Sunday night. After a good, hard work out I started having some muscle pains. Okay, so I’m approaching my mid-thirties, not too surprising? But the muscle pains spread to my whole body and my throat is sore. Monday morning. Muscle pains still live and well and now my body doesn’t want to get out of bed. After the obligatory Google search of my symptoms, I conclude it could be a lot of different things, but I can’t rule out COVID-19. Not to mention that Minister Nishimura has just publicly asked anyone with discomfort in their throat to stay within their prefecture.

Unluckily, I had lost my thermometer (I’m tempted to blame my toddler) so I had no idea of my real temperature. Weakness number one.

Faithfully, I called the Tokyo COVID-19 Consultation Hotline to report my symptoms. “Have you been in close contact with someone who has tested positive?” “I don’t know.” “Hmmm, and your temperature is how much?” “I don’t know, maybe 37.3?” “And your regular temperature is?” “36.8?” “Your Japanese sounds like you are from a different country, where are you from?” “Why is that important?” “Well, you might have travelled outside of the country recently…” “Maybe you’re not aware, but foreigners cannot come back into Japan right now so that is impossible” … etc.

My next step, in any case, was to visit the closest designated clinic and be examined there.

At the clinic, I was directed to ring the bell, then guided into a partitioned-off section of the clinic which had a bench, hand sanitizer, and some kleenex. The doctor and nurses, all three wrapped up in PPE, asked me the same questions, but this time I took my temperature and it was 38.5. Well over the guideline of 37.5. Still, it took some pushing.

“So you said you haven’t been in close contact with someone who tested positive? Hmmm” “I don’t think so. But actually, XXXX.” (Information withheld for privacy reasons) “Ah, and so you are worried about that?” “I think I should be?” “…Well, we are being told not to test right now, but okay, we’ll see what we can do.”

After a check with a large hospital two stops away, the doctor found out that there was a 3-day waiting period. Thankfully, I was given another option of a university hospital a 20-minute walk from my house. “Tell absolutely no one where this testing site is,” I was cautioned.

The next morning at 10am, I arrived, showed my letter of introduction, and sat in a partitioned area with emergency tape enforcing social distancing in the seats. An elderly couple sat in front of me, the woman with an ice pack wrapped in a scarf and applied to her neck. “What could have brought them here,” I wondered. On my left was a middle-aged man. A well-dressed and sprightly man distributed forms confirming our agreement to receive the test, coming and going with a waft of cologne. Finally , it’s my turn.

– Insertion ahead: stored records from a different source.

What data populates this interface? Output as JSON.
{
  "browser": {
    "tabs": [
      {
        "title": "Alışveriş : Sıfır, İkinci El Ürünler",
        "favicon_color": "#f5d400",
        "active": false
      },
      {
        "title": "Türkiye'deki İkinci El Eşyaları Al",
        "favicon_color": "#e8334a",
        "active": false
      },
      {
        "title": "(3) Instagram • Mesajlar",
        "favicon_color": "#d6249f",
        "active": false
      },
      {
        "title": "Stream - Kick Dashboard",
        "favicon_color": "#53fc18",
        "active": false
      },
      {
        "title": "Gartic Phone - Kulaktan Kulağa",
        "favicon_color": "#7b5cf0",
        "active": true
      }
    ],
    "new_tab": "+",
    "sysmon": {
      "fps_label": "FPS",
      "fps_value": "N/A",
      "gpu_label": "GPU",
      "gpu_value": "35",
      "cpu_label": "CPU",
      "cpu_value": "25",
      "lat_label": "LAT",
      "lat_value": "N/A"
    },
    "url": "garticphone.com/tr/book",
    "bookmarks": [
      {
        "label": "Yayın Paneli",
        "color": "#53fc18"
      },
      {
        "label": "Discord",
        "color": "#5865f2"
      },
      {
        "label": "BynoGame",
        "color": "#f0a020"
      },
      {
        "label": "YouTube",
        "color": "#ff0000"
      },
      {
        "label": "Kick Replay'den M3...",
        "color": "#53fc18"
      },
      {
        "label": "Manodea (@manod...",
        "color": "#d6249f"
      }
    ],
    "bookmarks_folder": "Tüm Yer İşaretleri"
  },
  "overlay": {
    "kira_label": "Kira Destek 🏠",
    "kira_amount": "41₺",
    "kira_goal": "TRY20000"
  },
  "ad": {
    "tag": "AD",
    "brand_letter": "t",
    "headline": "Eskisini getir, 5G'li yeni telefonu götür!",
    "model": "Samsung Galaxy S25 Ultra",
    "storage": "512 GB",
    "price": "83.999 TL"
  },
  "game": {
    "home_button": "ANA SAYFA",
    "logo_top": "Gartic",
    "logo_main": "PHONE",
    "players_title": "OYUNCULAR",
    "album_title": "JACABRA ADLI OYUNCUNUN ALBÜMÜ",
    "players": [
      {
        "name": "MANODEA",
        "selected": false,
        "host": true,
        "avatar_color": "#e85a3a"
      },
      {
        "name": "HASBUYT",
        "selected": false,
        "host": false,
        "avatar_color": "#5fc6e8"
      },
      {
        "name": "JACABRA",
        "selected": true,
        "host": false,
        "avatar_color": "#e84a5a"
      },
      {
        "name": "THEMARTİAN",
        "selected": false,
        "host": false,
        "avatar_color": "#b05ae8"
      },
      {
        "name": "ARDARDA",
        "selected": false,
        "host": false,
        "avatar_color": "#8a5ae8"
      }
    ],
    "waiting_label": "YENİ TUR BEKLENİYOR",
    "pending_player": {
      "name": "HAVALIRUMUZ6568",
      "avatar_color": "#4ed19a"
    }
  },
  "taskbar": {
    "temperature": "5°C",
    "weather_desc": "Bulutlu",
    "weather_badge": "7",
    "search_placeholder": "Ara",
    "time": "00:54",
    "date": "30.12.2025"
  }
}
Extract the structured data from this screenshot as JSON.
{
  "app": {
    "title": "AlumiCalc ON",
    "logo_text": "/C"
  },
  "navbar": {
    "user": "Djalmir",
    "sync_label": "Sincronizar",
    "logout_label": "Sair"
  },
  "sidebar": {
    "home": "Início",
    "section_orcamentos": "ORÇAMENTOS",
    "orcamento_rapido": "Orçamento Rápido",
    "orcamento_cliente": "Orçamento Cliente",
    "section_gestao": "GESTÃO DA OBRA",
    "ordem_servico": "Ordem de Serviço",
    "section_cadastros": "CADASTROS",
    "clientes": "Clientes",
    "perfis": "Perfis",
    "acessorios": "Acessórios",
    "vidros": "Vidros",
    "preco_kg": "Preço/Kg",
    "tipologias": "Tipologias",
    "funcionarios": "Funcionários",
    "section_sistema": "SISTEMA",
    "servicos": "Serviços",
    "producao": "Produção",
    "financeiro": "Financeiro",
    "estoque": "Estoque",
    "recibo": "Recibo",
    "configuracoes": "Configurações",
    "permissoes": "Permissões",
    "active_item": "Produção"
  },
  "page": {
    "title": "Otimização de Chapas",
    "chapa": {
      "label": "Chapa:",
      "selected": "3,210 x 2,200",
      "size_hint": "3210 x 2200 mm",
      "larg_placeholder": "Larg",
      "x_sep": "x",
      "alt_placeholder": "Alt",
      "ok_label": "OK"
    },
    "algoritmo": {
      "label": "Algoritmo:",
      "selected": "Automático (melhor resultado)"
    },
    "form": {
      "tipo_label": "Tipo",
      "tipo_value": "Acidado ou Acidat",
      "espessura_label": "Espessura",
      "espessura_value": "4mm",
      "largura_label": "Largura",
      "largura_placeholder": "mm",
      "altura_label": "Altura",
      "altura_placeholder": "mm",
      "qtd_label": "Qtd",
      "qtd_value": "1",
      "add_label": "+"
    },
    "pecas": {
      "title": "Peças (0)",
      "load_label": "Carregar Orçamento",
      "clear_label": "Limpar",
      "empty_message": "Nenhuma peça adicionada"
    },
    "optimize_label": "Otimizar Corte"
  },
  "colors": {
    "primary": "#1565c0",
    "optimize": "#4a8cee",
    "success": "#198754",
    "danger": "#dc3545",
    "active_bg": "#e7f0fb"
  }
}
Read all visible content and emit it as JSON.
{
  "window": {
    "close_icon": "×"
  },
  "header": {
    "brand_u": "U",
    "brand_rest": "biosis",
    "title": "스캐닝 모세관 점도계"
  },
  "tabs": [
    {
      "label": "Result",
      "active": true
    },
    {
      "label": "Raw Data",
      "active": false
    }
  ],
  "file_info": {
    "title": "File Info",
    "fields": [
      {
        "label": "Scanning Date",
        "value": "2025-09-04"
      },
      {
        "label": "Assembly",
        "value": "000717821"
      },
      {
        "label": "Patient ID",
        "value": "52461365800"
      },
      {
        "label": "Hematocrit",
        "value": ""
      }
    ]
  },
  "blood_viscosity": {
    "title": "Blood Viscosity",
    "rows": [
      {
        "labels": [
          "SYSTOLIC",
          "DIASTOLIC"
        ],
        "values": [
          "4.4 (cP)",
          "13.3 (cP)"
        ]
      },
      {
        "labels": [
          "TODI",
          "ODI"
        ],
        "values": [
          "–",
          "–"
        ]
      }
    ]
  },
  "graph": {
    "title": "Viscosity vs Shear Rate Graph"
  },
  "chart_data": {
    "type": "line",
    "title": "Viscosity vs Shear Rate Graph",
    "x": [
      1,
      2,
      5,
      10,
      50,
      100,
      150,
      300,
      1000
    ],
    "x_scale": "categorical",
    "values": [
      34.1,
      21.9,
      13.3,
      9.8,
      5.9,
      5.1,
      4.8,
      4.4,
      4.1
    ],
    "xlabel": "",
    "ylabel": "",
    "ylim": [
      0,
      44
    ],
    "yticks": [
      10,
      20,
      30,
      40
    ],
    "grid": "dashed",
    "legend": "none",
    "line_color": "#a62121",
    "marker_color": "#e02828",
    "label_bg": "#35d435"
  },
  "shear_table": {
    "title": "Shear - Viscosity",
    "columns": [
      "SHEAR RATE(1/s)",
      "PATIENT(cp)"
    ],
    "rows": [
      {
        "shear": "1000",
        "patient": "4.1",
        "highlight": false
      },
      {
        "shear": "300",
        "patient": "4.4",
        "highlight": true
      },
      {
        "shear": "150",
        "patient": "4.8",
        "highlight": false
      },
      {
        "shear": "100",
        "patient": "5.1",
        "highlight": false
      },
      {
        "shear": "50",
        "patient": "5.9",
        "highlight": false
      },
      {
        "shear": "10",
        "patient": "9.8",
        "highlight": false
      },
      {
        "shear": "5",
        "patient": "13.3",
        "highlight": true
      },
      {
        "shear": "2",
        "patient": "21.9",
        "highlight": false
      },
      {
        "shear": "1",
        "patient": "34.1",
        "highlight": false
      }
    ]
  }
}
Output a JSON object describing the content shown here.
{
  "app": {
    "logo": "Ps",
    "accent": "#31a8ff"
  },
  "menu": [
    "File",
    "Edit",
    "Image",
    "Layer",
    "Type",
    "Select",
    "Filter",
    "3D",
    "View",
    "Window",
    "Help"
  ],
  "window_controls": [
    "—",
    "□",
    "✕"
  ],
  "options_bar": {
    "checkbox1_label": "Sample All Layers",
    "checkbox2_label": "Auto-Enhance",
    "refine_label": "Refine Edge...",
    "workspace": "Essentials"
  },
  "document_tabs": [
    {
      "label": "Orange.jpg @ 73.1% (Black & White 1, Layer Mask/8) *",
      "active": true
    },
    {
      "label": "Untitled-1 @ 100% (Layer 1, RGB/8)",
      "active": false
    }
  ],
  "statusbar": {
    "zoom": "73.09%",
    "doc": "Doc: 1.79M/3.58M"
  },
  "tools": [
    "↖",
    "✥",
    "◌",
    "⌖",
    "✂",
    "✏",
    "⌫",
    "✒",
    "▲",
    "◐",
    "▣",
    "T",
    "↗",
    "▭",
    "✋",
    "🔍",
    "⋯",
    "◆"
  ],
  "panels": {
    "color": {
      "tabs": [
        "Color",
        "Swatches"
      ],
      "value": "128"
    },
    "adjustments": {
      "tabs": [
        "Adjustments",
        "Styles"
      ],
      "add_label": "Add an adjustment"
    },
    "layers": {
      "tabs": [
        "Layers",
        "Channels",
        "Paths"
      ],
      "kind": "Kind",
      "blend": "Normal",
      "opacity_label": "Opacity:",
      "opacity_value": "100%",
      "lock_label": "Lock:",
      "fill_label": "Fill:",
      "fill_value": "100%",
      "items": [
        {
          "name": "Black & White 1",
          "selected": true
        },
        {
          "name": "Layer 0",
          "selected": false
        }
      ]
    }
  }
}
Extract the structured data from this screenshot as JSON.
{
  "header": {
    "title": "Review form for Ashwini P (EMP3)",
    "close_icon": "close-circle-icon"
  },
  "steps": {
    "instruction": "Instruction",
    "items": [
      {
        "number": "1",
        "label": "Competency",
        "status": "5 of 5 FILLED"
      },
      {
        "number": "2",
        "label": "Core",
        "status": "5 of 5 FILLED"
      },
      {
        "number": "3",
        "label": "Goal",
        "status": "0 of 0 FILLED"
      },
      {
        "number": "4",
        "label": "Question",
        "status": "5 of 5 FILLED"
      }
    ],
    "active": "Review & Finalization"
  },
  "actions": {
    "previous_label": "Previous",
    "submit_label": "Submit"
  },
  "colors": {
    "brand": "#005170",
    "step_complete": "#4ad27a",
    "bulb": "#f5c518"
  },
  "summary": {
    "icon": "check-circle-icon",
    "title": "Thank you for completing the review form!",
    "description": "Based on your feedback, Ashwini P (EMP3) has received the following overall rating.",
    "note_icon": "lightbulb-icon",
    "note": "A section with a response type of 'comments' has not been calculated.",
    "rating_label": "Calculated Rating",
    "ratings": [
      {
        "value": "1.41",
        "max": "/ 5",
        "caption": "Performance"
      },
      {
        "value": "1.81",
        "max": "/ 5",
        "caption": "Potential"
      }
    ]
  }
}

I’m guided quickly into another room partitioned off and ushered behind a DIY-ed plastic shield of sorts with holes for the medical practitioner’s hands. “I’ll swab both of your nostrils, so please lift your chin up.” Jab. The swab was stuck deep in my left nostril into soft tissue I had never been aware of. “We’ll keep it here for 5 seconds and then do the right side.” My eyes teared up. It was over, and I left the hospital crying and a little shell-shocked.

According to the documents, I’ll have my results in a day or two. Fingers crossed it’s just a cold or something.

Update: 6 hours after my test, the results are in, and I am negative. Phew.